in the United States. Quite simply, banks have not stopped robosigning
documents, nor have they quit using previously robosigned documents in
the pursuit of a judgment of foreclosure and sale.
The New York Times reports that some judges are holding servicers and their attorneys accountable
for facially flimsy or fraudulent documents. Unfortunately, the example
of Judge Schack (a New York state Supreme Court judge in Brooklyn) remains
the exception, not the rule.
On a daily basis, I handle cases where affidavits, assignments of mortgages,
and promissory notes are signed by a cast of familiar names. In some situations,
the same individual signs as an officer of both the mortgage servicer
and Mortgage Electronic Registration Systems, Inc. This is a tell-tale
sign of robosigned foreclosure documents. Even if the foreclosure backlog
was magically cleared overnight, it is doubtful that these practices would
stop. So long as the mortgage servicing industry's underlying infrastructure
remains, the chain of title for real property nationwide will always be
Let's face it.
When servicers have difficulty identifying whether a first mortgage was
modified via HAMP (a pre-requisite for modifying a second mortgage under the federal Making
Home Affordable guidelines), we have a problem. It's not that modern

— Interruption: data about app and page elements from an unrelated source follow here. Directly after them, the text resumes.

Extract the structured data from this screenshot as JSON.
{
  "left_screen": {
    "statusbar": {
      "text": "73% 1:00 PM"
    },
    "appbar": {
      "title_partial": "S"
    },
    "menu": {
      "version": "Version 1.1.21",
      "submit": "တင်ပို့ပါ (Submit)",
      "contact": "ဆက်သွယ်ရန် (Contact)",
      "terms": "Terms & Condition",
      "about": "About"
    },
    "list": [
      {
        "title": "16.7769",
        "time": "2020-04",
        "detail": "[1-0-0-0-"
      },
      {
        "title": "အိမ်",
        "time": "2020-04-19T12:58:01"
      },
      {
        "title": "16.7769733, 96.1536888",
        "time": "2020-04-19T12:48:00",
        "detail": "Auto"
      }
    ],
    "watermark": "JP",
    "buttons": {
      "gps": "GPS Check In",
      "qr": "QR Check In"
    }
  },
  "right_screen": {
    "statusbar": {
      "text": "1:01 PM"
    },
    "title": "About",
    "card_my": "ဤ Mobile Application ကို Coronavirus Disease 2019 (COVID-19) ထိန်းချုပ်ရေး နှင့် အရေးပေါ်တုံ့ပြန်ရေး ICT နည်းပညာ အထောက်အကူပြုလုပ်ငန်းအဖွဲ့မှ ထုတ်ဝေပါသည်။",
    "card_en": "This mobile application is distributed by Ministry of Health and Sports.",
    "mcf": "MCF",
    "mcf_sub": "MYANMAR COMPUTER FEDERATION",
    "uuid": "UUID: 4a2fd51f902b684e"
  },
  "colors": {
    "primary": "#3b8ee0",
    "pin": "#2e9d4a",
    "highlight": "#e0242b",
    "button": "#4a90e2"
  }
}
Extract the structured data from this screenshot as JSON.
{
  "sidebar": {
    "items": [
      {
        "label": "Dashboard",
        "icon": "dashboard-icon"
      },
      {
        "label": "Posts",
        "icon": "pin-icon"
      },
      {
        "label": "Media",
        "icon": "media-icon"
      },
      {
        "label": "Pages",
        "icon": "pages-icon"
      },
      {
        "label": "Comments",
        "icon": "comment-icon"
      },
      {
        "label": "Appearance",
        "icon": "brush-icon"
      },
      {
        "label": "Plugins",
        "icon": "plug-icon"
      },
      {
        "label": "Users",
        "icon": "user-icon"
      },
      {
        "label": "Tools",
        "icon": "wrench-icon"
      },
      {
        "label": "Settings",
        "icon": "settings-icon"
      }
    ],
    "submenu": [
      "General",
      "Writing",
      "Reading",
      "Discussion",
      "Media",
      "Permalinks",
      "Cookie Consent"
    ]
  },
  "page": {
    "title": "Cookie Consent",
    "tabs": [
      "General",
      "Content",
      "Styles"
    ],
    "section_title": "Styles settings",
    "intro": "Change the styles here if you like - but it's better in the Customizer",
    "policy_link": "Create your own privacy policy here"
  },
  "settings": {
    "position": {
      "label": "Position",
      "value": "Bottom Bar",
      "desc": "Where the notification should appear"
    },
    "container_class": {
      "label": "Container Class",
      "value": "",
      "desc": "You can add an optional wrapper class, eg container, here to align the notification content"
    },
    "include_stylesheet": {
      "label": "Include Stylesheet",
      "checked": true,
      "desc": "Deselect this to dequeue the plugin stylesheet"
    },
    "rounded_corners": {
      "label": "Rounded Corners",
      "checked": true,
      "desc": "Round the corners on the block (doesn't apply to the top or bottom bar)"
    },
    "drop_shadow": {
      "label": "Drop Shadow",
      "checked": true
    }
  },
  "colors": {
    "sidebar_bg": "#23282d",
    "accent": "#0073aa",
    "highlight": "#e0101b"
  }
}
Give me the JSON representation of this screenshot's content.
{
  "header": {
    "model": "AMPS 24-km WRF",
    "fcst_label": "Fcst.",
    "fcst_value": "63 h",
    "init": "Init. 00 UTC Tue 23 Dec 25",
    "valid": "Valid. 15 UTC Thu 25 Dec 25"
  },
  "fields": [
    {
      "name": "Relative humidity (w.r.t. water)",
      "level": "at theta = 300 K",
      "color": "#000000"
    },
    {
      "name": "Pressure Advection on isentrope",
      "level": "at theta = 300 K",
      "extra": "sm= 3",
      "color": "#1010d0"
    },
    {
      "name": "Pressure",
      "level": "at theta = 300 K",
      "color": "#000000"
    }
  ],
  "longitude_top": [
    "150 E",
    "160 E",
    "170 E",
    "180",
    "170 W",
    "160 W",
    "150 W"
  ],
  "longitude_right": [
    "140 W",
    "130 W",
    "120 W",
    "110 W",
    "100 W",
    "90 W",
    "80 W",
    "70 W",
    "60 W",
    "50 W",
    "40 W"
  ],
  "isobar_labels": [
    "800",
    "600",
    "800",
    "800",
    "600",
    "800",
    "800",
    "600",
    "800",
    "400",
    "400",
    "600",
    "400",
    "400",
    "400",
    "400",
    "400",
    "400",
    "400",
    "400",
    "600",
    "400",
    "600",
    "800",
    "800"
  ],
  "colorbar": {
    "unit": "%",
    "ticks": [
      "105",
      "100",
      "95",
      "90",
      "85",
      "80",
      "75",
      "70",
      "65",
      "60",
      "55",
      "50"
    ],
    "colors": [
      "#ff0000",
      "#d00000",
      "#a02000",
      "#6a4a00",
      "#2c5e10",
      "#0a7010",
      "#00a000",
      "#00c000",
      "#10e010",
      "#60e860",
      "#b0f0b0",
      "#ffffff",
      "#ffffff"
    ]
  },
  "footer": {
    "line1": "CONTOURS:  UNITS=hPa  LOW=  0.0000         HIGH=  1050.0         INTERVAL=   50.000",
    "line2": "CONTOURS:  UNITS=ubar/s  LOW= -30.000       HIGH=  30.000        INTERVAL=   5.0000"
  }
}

database software cannot handle the flow of information. The problem is
that it is less expensive for mortgage servicers to occasionally pay out
damages to an injured homeowner than it is to fix the unreliable software.
If the days of borrowing from a local bank, where you know each person
involved in the loan underwriting process, are over, then we need to re-evaluate
how the industry does business. The only way to force change is to make
it more expensive to have bad software than it is to fix the software.
No amount of slap-on-the-wrist fines levied by the federal government
will change this behavior. Individual homeowners need to hold their mortgage
servicers accountable and pursue them in court. When damage awards pile
on top of fines levied by federal regulators, servicers may quickly find
themselves nibbled to death by ducks.
Consumers have rights. Defending those rights is essential to changing
the system for the better. A well-planned foreclosure defense or bankrutpcy
can help you protect your rights and hold less-than-scrupulous lenders
accountable. If yo'ure interested in learning more, contact us or
download our new book.